his limbs. He flung himself on a wayside bank, grovelling, to rise again
calm and quite ready for society, upon the proper application of the
clothes-brush. Indeed; he patted his shoulder and elbow to remove the
soil of his short contact with earth, and tried a cigar: but the first
taste of the smoke sickened his lips. Then he stood for a moment as a
man in a new world. This strange sensation of disgust with familiar
comforting habits, fixed him in perplexity, till a rushing of wild
thoughts and hopes from brain to heart, heart to brain, gave him insight,
and he perceived his state, and that for all he held to in our life he
was dependent upon another; which is virtually the curse of love.
"And he passed along the road," adds the Philosopher, "a weaker man, a
stronger lover. Not that love should diminish manliness or gains by so
doing; but travelling to love by the ways of Sentiment, attaining to the
passion bit by bit, does full surely take from us the strength of our
nature, as if (which is probable) at every step we paid fee to move
forward. Wilfrid had just enough of the coin to pay his footing. He was
verily fining himself down. You are tempted to ask what the value of him
will be by the time that he turns out pure metal? I reply, something
considerable, if by great sacrifice he gets to truth--gets to that
oneness of feeling which is the truthful impulse. At last, he will stand
high above them that have not suffered. The rejection of his cigar."
This wages too absurd. At the risk of breaking our partnership for ever,
I intervene. My Philosopher's meaning is plain, and, as usual, good; but
not even I, who have less reason to laugh at him than anybody, can
gravely accept the juxtaposition of suffering and cigars. And, moreover,
there is a little piece of action in store.
Wilfrid had walked half way to Brookfield, when the longing to look upon
the Richford chamber-windows stirred so hotly within him that he returned
to the gates. He saw Captain Gambier issuing on horseback from under the
lamp. The captain remarked that it was a fine night, and prepared to
ride off, but Wilfrid requested him to dismount, and his voice had the
unmistakeable ring in it by which a man knows that there must be no
trifling. The captain leaned forward to look at him before he obeyed the
summons, All self-control had abandoned Wilfrid in the rage he felt at
Gambier's having seen Emilia, and the jealous suspicion that she had
failed to keep her appointment for the like reason.
"Why do you come here?" he said, hoarsely.
"By Jove! that's an odd question," said the captain, at once taking his
"Am I to understand that you've been playing with my sister, as you do
with every other woman?"
Captain Gambier murmured quietly, "Every other woman?" and smoothed his
horse's neck. "They're not so easily played with, my dear fellow. You

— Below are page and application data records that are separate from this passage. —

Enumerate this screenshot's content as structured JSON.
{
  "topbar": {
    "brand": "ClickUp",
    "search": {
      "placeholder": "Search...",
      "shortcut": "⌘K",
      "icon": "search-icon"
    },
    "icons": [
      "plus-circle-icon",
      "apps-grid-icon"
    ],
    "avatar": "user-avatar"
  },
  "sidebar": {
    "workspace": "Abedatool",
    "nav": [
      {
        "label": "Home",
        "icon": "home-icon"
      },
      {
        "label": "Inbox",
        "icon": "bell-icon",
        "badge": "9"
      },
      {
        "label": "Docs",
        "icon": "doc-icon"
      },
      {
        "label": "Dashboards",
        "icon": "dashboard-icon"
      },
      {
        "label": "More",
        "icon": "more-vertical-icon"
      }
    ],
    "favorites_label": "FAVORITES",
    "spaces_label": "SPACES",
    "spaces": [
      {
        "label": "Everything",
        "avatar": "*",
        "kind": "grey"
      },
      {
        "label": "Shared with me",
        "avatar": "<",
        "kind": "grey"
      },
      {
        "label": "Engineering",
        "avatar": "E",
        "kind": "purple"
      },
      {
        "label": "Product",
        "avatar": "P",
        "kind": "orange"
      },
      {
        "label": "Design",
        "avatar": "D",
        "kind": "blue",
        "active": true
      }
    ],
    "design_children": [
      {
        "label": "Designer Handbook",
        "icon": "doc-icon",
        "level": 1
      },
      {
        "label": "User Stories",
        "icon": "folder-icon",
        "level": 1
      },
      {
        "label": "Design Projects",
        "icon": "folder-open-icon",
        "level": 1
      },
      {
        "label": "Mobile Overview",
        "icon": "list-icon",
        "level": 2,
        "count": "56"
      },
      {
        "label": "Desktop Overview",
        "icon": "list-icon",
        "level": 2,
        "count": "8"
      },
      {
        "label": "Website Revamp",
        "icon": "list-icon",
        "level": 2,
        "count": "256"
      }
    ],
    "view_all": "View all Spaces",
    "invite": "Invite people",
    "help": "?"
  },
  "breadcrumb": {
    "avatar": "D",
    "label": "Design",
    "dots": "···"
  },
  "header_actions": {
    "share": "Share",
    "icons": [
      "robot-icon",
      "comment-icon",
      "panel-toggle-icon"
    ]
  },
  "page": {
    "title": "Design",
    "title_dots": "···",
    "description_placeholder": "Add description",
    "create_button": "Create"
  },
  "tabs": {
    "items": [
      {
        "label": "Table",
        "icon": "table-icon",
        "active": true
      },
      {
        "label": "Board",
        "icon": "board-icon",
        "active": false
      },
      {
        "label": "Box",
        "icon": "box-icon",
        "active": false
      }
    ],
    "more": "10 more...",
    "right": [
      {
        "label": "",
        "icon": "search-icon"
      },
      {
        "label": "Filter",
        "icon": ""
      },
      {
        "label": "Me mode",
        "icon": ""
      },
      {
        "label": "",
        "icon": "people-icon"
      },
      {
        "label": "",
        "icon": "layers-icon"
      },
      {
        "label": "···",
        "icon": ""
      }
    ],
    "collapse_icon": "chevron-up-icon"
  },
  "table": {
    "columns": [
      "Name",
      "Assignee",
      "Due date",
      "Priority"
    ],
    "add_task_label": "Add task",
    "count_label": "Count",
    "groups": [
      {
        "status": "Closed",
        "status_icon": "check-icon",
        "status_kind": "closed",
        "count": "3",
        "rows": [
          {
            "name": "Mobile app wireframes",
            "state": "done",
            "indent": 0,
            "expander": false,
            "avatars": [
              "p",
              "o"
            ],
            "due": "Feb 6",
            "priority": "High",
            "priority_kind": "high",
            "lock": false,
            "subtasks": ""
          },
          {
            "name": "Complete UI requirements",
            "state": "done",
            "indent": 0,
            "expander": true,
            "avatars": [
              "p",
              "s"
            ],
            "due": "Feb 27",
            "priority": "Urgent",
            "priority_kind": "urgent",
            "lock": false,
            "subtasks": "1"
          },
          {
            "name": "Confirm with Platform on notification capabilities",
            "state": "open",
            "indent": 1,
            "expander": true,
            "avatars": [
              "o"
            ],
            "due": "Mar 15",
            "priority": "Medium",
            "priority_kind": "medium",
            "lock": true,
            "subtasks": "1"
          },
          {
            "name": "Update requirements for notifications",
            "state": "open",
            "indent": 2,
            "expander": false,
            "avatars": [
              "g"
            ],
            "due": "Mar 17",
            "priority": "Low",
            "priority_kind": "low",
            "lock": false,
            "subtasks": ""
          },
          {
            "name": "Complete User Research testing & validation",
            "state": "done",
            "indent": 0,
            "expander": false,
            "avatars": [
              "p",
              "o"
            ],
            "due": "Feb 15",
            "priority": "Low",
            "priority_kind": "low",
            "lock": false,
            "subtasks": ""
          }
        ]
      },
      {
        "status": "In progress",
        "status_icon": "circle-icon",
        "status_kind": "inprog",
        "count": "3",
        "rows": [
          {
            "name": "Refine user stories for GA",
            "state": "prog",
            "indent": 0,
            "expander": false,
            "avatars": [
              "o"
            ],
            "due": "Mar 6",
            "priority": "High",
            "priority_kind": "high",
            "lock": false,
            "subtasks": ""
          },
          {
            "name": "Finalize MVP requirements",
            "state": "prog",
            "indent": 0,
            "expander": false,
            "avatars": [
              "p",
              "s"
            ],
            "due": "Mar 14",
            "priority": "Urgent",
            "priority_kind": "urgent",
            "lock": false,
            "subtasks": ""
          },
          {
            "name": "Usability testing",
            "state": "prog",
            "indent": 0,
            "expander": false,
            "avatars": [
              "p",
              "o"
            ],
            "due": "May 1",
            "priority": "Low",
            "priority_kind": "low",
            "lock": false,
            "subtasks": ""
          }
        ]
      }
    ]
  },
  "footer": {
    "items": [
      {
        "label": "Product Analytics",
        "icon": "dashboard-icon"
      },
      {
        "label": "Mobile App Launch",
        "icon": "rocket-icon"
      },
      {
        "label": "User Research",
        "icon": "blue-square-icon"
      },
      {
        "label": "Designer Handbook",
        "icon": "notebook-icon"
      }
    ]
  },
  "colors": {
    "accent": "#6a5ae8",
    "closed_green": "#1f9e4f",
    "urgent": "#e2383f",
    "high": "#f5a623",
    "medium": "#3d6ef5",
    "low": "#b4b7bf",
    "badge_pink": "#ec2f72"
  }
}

speak like a youngster."
"I am the only protector of my sister's reputation," said Wilfrid, "and,
by heaven! if you have cast her over to be the common talk, you shall
The captain turned to his horse, saying, "Oh! Well!" Being mounted, he
observed: "My dear Pole, you might have sung out all you had to say. Go
to your sister, and if she complains of my behaviour, I'll meet you. Oh,
yes! I'll meet you; I have no objection to excitement. You're in the
hands of an infernally clever woman, who does me the honour to wish to
see my blood on the carpet, I believe; but if this is her scheme, it's
not worthy of her ability. She began pretty well. She arranged the
preliminaries capitally. Why, look here," he relinquished his ordinary
drawl; "I'll tell you something, which you may put down in my favour or
not--just as you like. That woman did her best to compromise your sister
with me on board the yacht. I can't tell you how, and won't. Of course,
I wouldn't if I could; but I have sense enough to admire a very charming
person, and I did the only honourable thing in my power. It's your
sister, my good fellow, who gave me my dismissal. We had a little common